44. Ashuwei Ruins
On the mainland north of Kiwayu Island the first historic site is Ashuwei – a settlement just recently abandoned, probably in the 1960’s. The single mosque is broken down except for the north wall, which contained a very plain mihrab, perhaps simply a plain round arch, without apparent cut coral. East of the apse is a minbar of four steps. The second site is known as Mvindeni and Ras Uwani used to refer to the pillar tomb and town ruins at the north end of the little bay.
45. Ishakani Ruins

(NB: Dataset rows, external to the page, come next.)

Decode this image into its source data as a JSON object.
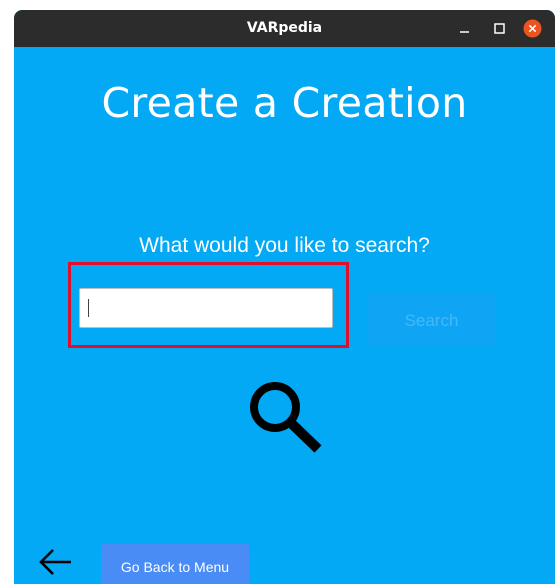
{
  "window": {
    "title": "VARpedia",
    "controls": {
      "minimize_icon": "minimize-icon",
      "maximize_icon": "maximize-icon",
      "close_icon": "close-icon"
    }
  },
  "page": {
    "heading": "Create a Creation",
    "prompt": "What would you like to search?"
  },
  "search": {
    "value": "",
    "placeholder": "",
    "button_label": "Search",
    "icon": "magnifier-icon"
  },
  "footer": {
    "back_icon": "arrow-left-icon",
    "menu_button_label": "Go Back to Menu"
  },
  "colors": {
    "background": "#03a9f4",
    "titlebar": "#2c2c2c",
    "highlight_border": "#e0102a",
    "close_button": "#e95420",
    "menu_button": "#4a8cf6"
  }
}
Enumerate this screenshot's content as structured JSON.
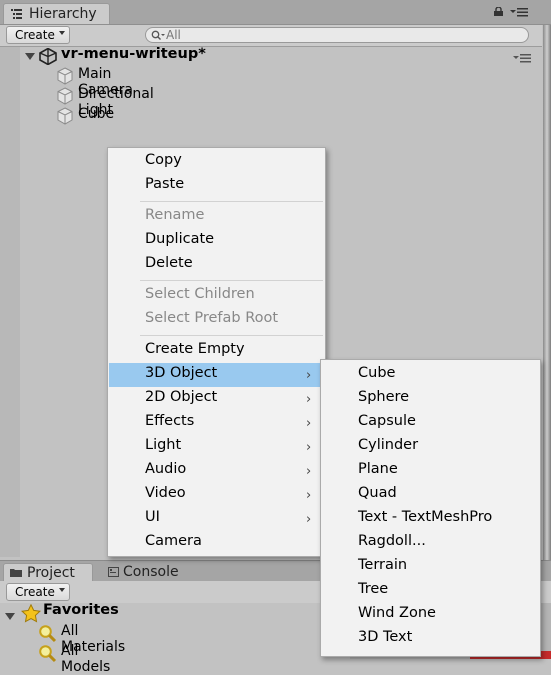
{
  "hierarchy": {
    "tab_label": "Hierarchy",
    "create_label": "Create",
    "search_placeholder": "All",
    "scene_name": "vr-menu-writeup*",
    "objects": [
      "Main Camera",
      "Directional Light",
      "Cube"
    ]
  },
  "project": {
    "tab_label": "Project",
    "console_tab_label": "Console",
    "create_label": "Create",
    "favorites_label": "Favorites",
    "favorites": [
      "All Materials",
      "All Models"
    ]
  },
  "context_menu": {
    "items": [
      {
        "label": "Copy",
        "disabled": false
      },
      {
        "label": "Paste",
        "disabled": false
      },
      {
        "label": "Rename",
        "disabled": true
      },
      {
        "label": "Duplicate",
        "disabled": false
      },
      {
        "label": "Delete",
        "disabled": false
      },
      {
        "label": "Select Children",
        "disabled": true
      },
      {
        "label": "Select Prefab Root",
        "disabled": true
      },
      {
        "label": "Create Empty",
        "disabled": false
      },
      {
        "label": "3D Object",
        "disabled": false,
        "submenu": true,
        "highlighted": true
      },
      {
        "label": "2D Object",
        "disabled": false,
        "submenu": true
      },
      {
        "label": "Effects",
        "disabled": false,
        "submenu": true
      },
      {
        "label": "Light",
        "disabled": false,
        "submenu": true
      },
      {
        "label": "Audio",
        "disabled": false,
        "submenu": true
      },
      {
        "label": "Video",
        "disabled": false,
        "submenu": true
      },
      {
        "label": "UI",
        "disabled": false,
        "submenu": true
      },
      {
        "label": "Camera",
        "disabled": false
      }
    ],
    "submenu_chevron": "›"
  },
  "submenu_3d_object": {
    "items": [
      "Cube",
      "Sphere",
      "Capsule",
      "Cylinder",
      "Plane",
      "Quad",
      "Text - TextMeshPro",
      "Ragdoll...",
      "Terrain",
      "Tree",
      "Wind Zone",
      "3D Text"
    ]
  },
  "colors": {
    "highlight": "#99c9ef",
    "menu_background": "#f2f2f2",
    "panel_background": "#c2c2c2"
  }
}
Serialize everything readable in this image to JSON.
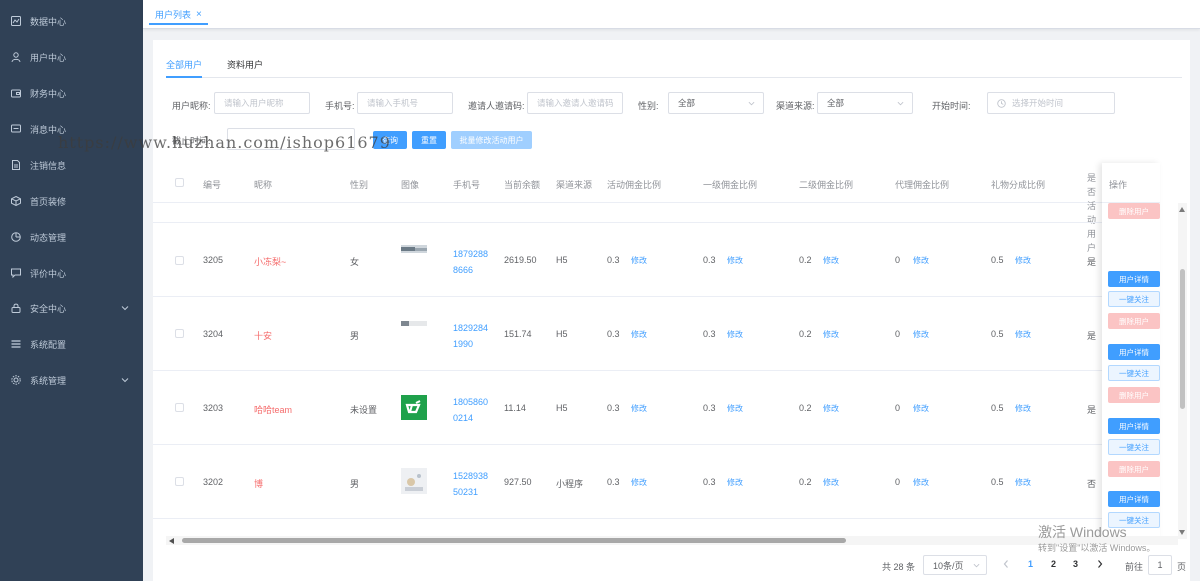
{
  "sidebar": {
    "items": [
      {
        "label": "数据中心",
        "icon": "chart-icon"
      },
      {
        "label": "用户中心",
        "icon": "user-icon"
      },
      {
        "label": "财务中心",
        "icon": "wallet-icon"
      },
      {
        "label": "消息中心",
        "icon": "message-icon"
      },
      {
        "label": "注销信息",
        "icon": "document-icon"
      },
      {
        "label": "首页装修",
        "icon": "cube-icon"
      },
      {
        "label": "动态管理",
        "icon": "pie-icon"
      },
      {
        "label": "评价中心",
        "icon": "comment-icon"
      },
      {
        "label": "安全中心",
        "icon": "lock-icon"
      },
      {
        "label": "系统配置",
        "icon": "list-icon"
      },
      {
        "label": "系统管理",
        "icon": "gear-icon"
      }
    ]
  },
  "watermark": "https://www.huzhan.com/ishop61679",
  "tabs": {
    "active_label": "用户列表",
    "close_symbol": "×"
  },
  "subtabs": [
    {
      "label": "全部用户",
      "active": true
    },
    {
      "label": "资料用户",
      "active": false
    }
  ],
  "filters": {
    "nickname": {
      "label": "用户昵称:",
      "placeholder": "请输入用户昵称"
    },
    "phone": {
      "label": "手机号:",
      "placeholder": "请输入手机号"
    },
    "invite": {
      "label": "邀请人邀请码:",
      "placeholder": "请输入邀请人邀请码"
    },
    "gender": {
      "label": "性别:",
      "value": "全部"
    },
    "channel": {
      "label": "渠道来源:",
      "value": "全部"
    },
    "start_time": {
      "label": "开始时间:",
      "placeholder": "选择开始时间"
    },
    "end_time": {
      "label": "截止时间:"
    }
  },
  "buttons": {
    "query": "查询",
    "reset": "重置",
    "batch_edit": "批量修改活动用户"
  },
  "table": {
    "columns": [
      "编号",
      "昵称",
      "性别",
      "图像",
      "手机号",
      "当前余额",
      "渠道来源",
      "活动佣金比例",
      "一级佣金比例",
      "二级佣金比例",
      "代理佣金比例",
      "礼物分成比例",
      "是否活动用户",
      "操作"
    ],
    "edit_label": "修改",
    "rows": [
      {
        "id": "3205",
        "nickname": "小冻梨~",
        "gender": "女",
        "phone1": "1879288",
        "phone2": "8666",
        "balance": "2619.50",
        "channel": "H5",
        "activity": "0.3",
        "level1": "0.3",
        "level2": "0.2",
        "agent": "0",
        "gift": "0.5",
        "is_active": "是"
      },
      {
        "id": "3204",
        "nickname": "十安",
        "gender": "男",
        "phone1": "1829284",
        "phone2": "1990",
        "balance": "151.74",
        "channel": "H5",
        "activity": "0.3",
        "level1": "0.3",
        "level2": "0.2",
        "agent": "0",
        "gift": "0.5",
        "is_active": "是"
      },
      {
        "id": "3203",
        "nickname": "哈哈team",
        "gender": "未设置",
        "phone1": "1805860",
        "phone2": "0214",
        "balance": "11.14",
        "channel": "H5",
        "activity": "0.3",
        "level1": "0.3",
        "level2": "0.2",
        "agent": "0",
        "gift": "0.5",
        "is_active": "是"
      },
      {
        "id": "3202",
        "nickname": "博",
        "gender": "男",
        "phone1": "1528938",
        "phone2": "50231",
        "balance": "927.50",
        "channel": "小程序",
        "activity": "0.3",
        "level1": "0.3",
        "level2": "0.2",
        "agent": "0",
        "gift": "0.5",
        "is_active": "否"
      }
    ]
  },
  "actions": {
    "detail": "用户详情",
    "follow": "一键关注",
    "delete": "删除用户"
  },
  "pagination": {
    "total": "共 28 条",
    "page_size": "10条/页",
    "pages": [
      "1",
      "2",
      "3"
    ],
    "current": "1",
    "goto_prefix": "前往",
    "goto_value": "1",
    "goto_suffix": "页"
  },
  "windows_overlay": {
    "line1": "激活 Windows",
    "line2": "转到\"设置\"以激活 Windows。"
  },
  "colors": {
    "sidebar_bg": "#304156",
    "primary": "#409eff",
    "danger": "#f56c6c"
  }
}
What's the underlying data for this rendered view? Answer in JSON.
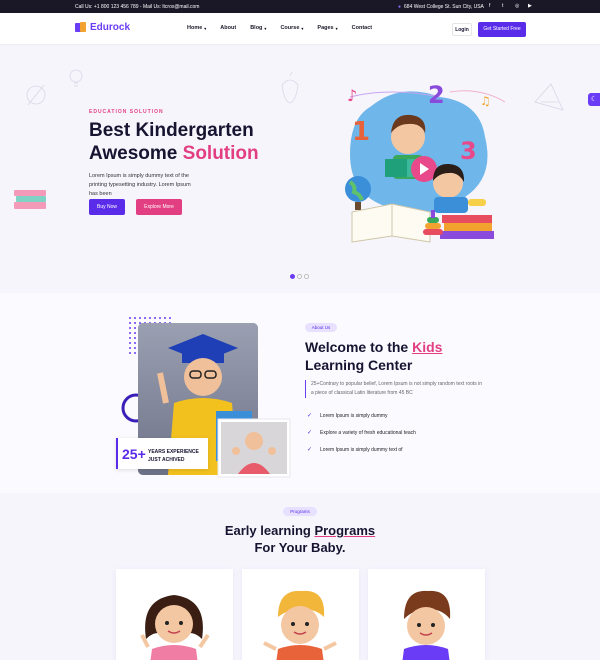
{
  "topbar": {
    "contact": "Call Us: +1 800 123 456 789 - Mail Us: ltcrox@mail.com",
    "address": "684 West College St. Sun City, USA",
    "socials": [
      "facebook-icon",
      "twitter-icon",
      "instagram-icon",
      "youtube-icon"
    ]
  },
  "nav": {
    "brand": "Edurock",
    "items": [
      {
        "label": "Home",
        "has_dropdown": true
      },
      {
        "label": "About",
        "has_dropdown": false
      },
      {
        "label": "Blog",
        "has_dropdown": true
      },
      {
        "label": "Course",
        "has_dropdown": true
      },
      {
        "label": "Pages",
        "has_dropdown": true
      },
      {
        "label": "Contact",
        "has_dropdown": false
      }
    ],
    "login": "Login",
    "cta": "Get Started Free"
  },
  "hero": {
    "kicker": "EDUCATION SOLUTION",
    "title_line1": "Best Kindergarten",
    "title_line2_plain": "Awesome ",
    "title_line2_accent": "Solution",
    "description": "Lorem Ipsum is simply dummy text of the printing typesetting industry. Lorem Ipsum has been",
    "buy_button": "Buy Now",
    "explore_button": "Explore More",
    "slides": 3,
    "active_slide": 1
  },
  "about": {
    "badge": "About Us",
    "title_prefix": "Welcome to the ",
    "title_highlight": "Kids",
    "title_line2": "Learning Center",
    "description": "25+Contrary to popular belief, Lorem Ipsum is not simply random text roots in a piece of classical Latin literature from 45 BC",
    "checks": [
      "Lorem Ipsum is simply dummy",
      "Explore a variety of fresh educational teach",
      "Lorem Ipsum is simply dummy text of"
    ],
    "experience_number": "25+",
    "experience_line1": "YEARS EXPERIENCE",
    "experience_line2": "JUST ACHIVED"
  },
  "programs": {
    "badge": "Programs",
    "title_prefix": "Early learning ",
    "title_highlight": "Programs",
    "title_line2": "For Your Baby."
  },
  "colors": {
    "primary": "#5b2bea",
    "accent": "#e23f83",
    "dark": "#1a1727"
  }
}
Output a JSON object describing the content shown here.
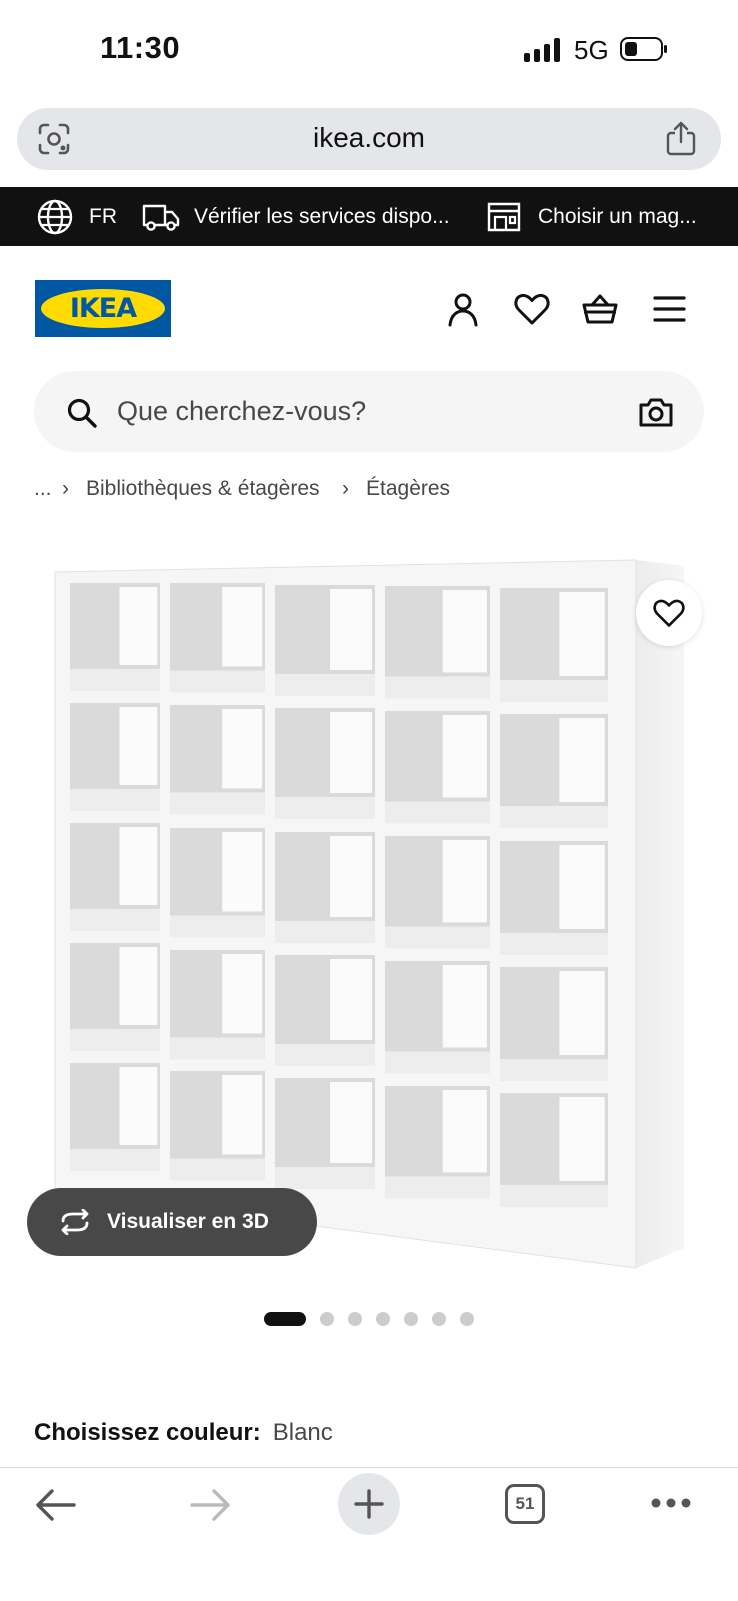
{
  "status_bar": {
    "time": "11:30",
    "network": "5G"
  },
  "browser": {
    "url": "ikea.com"
  },
  "banner": {
    "language": "FR",
    "services": "Vérifier les services dispo...",
    "store": "Choisir un mag..."
  },
  "header": {
    "logo_text": "IKEA"
  },
  "search": {
    "placeholder": "Que cherchez-vous?"
  },
  "breadcrumb": {
    "ellipsis": "...",
    "items": [
      "Bibliothèques & étagères",
      "Étagères"
    ]
  },
  "product": {
    "view_3d_label": "Visualiser en 3D",
    "image_count": 7,
    "active_image": 1
  },
  "color": {
    "label": "Choisissez couleur:",
    "value": "Blanc"
  },
  "toolbar": {
    "tab_count": "51"
  },
  "colors": {
    "brand_blue": "#0058a3",
    "brand_yellow": "#ffdb00",
    "banner_bg": "#111111"
  }
}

The entrance to Kenya in the immediate vicinity of Somalia (and Ras Kamboni) is marked by two tombs with high pillars whose site may have once been a pre-Islamic market, possibly one of the emporia mentioned in the Periplus. It is also believed to be the legendary Shvpigwaya of African tradition, claimed by Kitab-ul-Zunuj to have been the dispersal point for a large number of African tribes during the 12th or 13th Centuries. 10 kms to the south of Ras Kamboni are the remains of the walled town of Ishakani, with a similar tomb. South of Ishakani is a large striking rectangular panelled tomb over 1.2 ms high covering an area of about 80 m2. Three of its walls are decorated with asymmetrical, apparently abstract motifs in low relief; that do not appear to be Islamic. 16 kms further south are the ruin of a mosque belonging to the site of a settlement on Kiunga Island, opposite where there is an old tomb with a pillar in a bad state of repair.